* _Directions_:
Each line of the data that mentions the string "НОВОРОССИЙСК" needs to be identified and copied.

* _Records for this task_:
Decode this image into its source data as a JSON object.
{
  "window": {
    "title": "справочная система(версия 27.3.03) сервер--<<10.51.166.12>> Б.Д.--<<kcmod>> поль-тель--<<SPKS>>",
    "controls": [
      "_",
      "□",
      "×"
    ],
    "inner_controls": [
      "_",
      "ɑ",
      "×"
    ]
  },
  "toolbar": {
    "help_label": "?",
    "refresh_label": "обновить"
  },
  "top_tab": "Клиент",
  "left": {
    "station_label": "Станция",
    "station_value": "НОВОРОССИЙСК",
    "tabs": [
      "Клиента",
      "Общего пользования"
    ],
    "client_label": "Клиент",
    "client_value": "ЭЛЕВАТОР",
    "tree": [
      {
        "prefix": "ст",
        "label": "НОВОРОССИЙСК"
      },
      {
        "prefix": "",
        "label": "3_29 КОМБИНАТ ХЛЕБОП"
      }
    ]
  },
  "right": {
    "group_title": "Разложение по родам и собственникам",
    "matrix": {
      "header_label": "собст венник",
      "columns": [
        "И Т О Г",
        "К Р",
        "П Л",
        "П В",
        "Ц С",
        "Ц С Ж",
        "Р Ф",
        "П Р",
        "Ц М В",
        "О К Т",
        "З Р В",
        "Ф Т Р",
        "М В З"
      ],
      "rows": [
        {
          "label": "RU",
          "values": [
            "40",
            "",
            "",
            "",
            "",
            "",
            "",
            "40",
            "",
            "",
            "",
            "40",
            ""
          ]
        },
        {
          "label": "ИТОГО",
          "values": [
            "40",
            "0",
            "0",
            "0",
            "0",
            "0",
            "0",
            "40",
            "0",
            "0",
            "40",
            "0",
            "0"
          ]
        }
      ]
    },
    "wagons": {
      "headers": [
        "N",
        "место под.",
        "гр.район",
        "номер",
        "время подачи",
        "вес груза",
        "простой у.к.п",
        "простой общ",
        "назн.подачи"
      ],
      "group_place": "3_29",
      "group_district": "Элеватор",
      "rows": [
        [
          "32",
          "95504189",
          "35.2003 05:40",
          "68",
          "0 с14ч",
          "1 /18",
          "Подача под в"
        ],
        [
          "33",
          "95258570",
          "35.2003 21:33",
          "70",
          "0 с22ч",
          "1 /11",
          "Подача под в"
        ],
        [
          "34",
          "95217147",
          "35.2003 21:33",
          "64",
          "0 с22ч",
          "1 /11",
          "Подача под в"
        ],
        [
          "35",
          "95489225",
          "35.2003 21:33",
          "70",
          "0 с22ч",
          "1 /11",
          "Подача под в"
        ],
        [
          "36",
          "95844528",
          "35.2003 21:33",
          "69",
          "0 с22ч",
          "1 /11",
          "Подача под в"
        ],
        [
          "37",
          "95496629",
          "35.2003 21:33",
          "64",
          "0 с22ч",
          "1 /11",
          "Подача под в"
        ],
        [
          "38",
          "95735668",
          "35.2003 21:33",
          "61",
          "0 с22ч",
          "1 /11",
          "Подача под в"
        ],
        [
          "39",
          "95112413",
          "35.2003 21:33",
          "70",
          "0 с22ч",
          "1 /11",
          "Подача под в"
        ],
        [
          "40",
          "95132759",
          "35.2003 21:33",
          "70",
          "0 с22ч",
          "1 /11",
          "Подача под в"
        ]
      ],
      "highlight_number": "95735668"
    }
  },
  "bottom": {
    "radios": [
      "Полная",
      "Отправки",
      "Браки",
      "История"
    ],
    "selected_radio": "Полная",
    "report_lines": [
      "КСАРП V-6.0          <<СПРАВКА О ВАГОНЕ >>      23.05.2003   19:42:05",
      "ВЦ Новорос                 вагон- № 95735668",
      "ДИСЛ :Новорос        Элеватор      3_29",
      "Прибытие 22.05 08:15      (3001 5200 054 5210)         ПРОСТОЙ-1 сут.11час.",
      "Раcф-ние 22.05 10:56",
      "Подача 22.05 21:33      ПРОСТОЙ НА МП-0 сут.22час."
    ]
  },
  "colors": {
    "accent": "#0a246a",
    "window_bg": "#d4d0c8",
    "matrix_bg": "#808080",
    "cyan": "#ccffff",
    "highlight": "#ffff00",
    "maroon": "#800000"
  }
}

* _Result below_:
    "station_value": "НОВОРОССИЙСК",
        "label": "НОВОРОССИЙСК"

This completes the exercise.